═══ Stored data ═══
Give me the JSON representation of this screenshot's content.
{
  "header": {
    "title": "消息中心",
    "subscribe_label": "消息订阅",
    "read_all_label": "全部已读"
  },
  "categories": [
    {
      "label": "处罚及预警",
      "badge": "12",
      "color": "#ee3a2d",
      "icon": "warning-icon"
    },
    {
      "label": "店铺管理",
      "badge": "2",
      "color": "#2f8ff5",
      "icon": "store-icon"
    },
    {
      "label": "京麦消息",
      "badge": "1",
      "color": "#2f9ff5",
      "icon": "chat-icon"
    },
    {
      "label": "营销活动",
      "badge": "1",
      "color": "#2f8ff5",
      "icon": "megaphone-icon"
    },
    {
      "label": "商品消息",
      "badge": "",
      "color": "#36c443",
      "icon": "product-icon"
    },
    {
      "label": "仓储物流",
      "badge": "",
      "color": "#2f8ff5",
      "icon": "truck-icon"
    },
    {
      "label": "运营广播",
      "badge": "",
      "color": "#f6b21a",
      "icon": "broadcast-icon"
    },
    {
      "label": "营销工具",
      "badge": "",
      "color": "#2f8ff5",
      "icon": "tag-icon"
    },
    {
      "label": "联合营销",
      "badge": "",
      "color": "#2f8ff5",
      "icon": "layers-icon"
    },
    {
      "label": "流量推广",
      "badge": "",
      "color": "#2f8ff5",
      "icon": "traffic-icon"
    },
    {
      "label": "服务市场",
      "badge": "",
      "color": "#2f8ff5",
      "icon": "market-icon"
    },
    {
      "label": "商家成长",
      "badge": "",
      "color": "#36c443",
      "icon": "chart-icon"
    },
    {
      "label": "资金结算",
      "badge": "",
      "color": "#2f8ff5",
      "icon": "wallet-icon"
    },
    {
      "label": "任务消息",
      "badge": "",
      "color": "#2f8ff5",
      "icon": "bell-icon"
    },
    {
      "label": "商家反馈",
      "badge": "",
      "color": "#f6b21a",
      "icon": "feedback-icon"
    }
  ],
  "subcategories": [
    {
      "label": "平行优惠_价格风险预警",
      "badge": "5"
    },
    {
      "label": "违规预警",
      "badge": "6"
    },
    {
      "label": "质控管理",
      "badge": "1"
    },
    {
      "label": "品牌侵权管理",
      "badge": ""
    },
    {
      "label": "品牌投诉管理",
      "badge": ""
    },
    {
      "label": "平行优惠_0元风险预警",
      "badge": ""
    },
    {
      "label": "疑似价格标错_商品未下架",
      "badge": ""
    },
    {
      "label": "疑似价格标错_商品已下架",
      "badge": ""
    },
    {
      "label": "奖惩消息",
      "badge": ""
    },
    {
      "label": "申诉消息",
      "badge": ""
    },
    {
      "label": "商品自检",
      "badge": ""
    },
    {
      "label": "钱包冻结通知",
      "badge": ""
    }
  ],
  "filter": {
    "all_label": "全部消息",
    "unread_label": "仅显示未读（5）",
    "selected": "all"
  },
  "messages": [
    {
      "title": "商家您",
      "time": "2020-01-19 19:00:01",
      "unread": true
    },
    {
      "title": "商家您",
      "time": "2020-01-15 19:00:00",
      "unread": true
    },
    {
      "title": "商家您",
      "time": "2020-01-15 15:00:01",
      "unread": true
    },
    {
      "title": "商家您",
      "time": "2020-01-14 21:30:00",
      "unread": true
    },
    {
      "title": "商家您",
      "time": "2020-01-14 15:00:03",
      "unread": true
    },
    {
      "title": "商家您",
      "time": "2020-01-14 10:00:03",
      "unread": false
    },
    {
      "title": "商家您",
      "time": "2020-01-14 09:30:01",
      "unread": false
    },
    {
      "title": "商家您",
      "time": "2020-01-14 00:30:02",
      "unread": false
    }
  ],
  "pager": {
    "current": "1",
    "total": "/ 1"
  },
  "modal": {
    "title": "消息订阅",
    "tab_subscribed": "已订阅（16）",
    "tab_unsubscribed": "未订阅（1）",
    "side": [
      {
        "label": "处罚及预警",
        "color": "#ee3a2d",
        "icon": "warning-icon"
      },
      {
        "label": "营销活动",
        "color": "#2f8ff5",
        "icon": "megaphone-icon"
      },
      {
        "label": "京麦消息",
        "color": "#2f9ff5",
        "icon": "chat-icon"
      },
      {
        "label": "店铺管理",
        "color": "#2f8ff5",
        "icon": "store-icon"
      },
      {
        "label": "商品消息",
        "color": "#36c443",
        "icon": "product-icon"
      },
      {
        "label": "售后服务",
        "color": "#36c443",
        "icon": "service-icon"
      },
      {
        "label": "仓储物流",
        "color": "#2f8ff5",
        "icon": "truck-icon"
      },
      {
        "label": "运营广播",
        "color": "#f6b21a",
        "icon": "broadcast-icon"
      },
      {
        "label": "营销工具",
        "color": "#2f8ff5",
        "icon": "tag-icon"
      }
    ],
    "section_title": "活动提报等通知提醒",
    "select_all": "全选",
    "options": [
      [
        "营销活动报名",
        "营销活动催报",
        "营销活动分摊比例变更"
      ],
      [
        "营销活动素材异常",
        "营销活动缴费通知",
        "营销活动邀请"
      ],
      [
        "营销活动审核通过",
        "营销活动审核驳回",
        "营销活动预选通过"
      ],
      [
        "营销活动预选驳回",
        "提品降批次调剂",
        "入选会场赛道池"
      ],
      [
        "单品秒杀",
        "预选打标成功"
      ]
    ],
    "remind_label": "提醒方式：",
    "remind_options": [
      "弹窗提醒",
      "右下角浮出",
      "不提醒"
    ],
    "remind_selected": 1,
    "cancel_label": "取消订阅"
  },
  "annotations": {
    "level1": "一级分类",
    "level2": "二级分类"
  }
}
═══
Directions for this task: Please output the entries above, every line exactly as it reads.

Output of the task:
Give me the JSON representation of this screenshot's content.
{
  "header": {
    "title": "消息中心",
    "subscribe_label": "消息订阅",
    "read_all_label": "全部已读"
  },
  "categories": [
    {
      "label": "处罚及预警",
      "badge": "12",
      "color": "#ee3a2d",
      "icon": "warning-icon"
    },
    {
      "label": "店铺管理",
      "badge": "2",
      "color": "#2f8ff5",
      "icon": "store-icon"
    },
    {
      "label": "京麦消息",
      "badge": "1",
      "color": "#2f9ff5",
      "icon": "chat-icon"
    },
    {
      "label": "营销活动",
      "badge": "1",
      "color": "#2f8ff5",
      "icon": "megaphone-icon"
    },
    {
      "label": "商品消息",
      "badge": "",
      "color": "#36c443",
      "icon": "product-icon"
    },
    {
      "label": "仓储物流",
      "badge": "",
      "color": "#2f8ff5",
      "icon": "truck-icon"
    },
    {
      "label": "运营广播",
      "badge": "",
      "color": "#f6b21a",
      "icon": "broadcast-icon"
    },
    {
      "label": "营销工具",
      "badge": "",
      "color": "#2f8ff5",
      "icon": "tag-icon"
    },
    {
      "label": "联合营销",
      "badge": "",
      "color": "#2f8ff5",
      "icon": "layers-icon"
    },
    {
      "label": "流量推广",
      "badge": "",
      "color": "#2f8ff5",
      "icon": "traffic-icon"
    },
    {
      "label": "服务市场",
      "badge": "",
      "color": "#2f8ff5",
      "icon": "market-icon"
    },
    {
      "label": "商家成长",
      "badge": "",
      "color": "#36c443",
      "icon": "chart-icon"
    },
    {
      "label": "资金结算",
      "badge": "",
      "color": "#2f8ff5",
      "icon": "wallet-icon"
    },
    {
      "label": "任务消息",
      "badge": "",
      "color": "#2f8ff5",
      "icon": "bell-icon"
    },
    {
      "label": "商家反馈",
      "badge": "",
      "color": "#f6b21a",
      "icon": "feedback-icon"
    }
  ],
  "subcategories": [
    {
      "label": "平行优惠_价格风险预警",
      "badge": "5"
    },
    {
      "label": "违规预警",
      "badge": "6"
    },
    {
      "label": "质控管理",
      "badge": "1"
    },
    {
      "label": "品牌侵权管理",
      "badge": ""
    },
    {
      "label": "品牌投诉管理",
      "badge": ""
    },
    {
      "label": "平行优惠_0元风险预警",
      "badge": ""
    },
    {
      "label": "疑似价格标错_商品未下架",
      "badge": ""
    },
    {
      "label": "疑似价格标错_商品已下架",
      "badge": ""
    },
    {
      "label": "奖惩消息",
      "badge": ""
    },
    {
      "label": "申诉消息",
      "badge": ""
    },
    {
      "label": "商品自检",
      "badge": ""
    },
    {
      "label": "钱包冻结通知",
      "badge": ""
    }
  ],
  "filter": {
    "all_label": "全部消息",
    "unread_label": "仅显示未读（5）",
    "selected": "all"
  },
  "messages": [
    {
      "title": "商家您",
      "time": "2020-01-19 19:00:01",
      "unread": true
    },
    {
      "title": "商家您",
      "time": "2020-01-15 19:00:00",
      "unread": true
    },
    {
      "title": "商家您",
      "time": "2020-01-15 15:00:01",
      "unread": true
    },
    {
      "title": "商家您",
      "time": "2020-01-14 21:30:00",
      "unread": true
    },
    {
      "title": "商家您",
      "time": "2020-01-14 15:00:03",
      "unread": true
    },
    {
      "title": "商家您",
      "time": "2020-01-14 10:00:03",
      "unread": false
    },
    {
      "title": "商家您",
      "time": "2020-01-14 09:30:01",
      "unread": false
    },
    {
      "title": "商家您",
      "time": "2020-01-14 00:30:02",
      "unread": false
    }
  ],
  "pager": {
    "current": "1",
    "total": "/ 1"
  },
  "modal": {
    "title": "消息订阅",
    "tab_subscribed": "已订阅（16）",
    "tab_unsubscribed": "未订阅（1）",
    "side": [
      {
        "label": "处罚及预警",
        "color": "#ee3a2d",
        "icon": "warning-icon"
      },
      {
        "label": "营销活动",
        "color": "#2f8ff5",
        "icon": "megaphone-icon"
      },
      {
        "label": "京麦消息",
        "color": "#2f9ff5",
        "icon": "chat-icon"
      },
      {
        "label": "店铺管理",
        "color": "#2f8ff5",
        "icon": "store-icon"
      },
      {
        "label": "商品消息",
        "color": "#36c443",
        "icon": "product-icon"
      },
      {
        "label": "售后服务",
        "color": "#36c443",
        "icon": "service-icon"
      },
      {
        "label": "仓储物流",
        "color": "#2f8ff5",
        "icon": "truck-icon"
      },
      {
        "label": "运营广播",
        "color": "#f6b21a",
        "icon": "broadcast-icon"
      },
      {
        "label": "营销工具",
        "color": "#2f8ff5",
        "icon": "tag-icon"
      }
    ],
    "section_title": "活动提报等通知提醒",
    "select_all": "全选",
    "options": [
      [
        "营销活动报名",
        "营销活动催报",
        "营销活动分摊比例变更"
      ],
      [
        "营销活动素材异常",
        "营销活动缴费通知",
        "营销活动邀请"
      ],
      [
        "营销活动审核通过",
        "营销活动审核驳回",
        "营销活动预选通过"
      ],
      [
        "营销活动预选驳回",
        "提品降批次调剂",
        "入选会场赛道池"
      ],
      [
        "单品秒杀",
        "预选打标成功"
      ]
    ],
    "remind_label": "提醒方式：",
    "remind_options": [
      "弹窗提醒",
      "右下角浮出",
      "不提醒"
    ],
    "remind_selected": 1,
    "cancel_label": "取消订阅"
  },
  "annotations": {
    "level1": "一级分类",
    "level2": "二级分类"
  }
}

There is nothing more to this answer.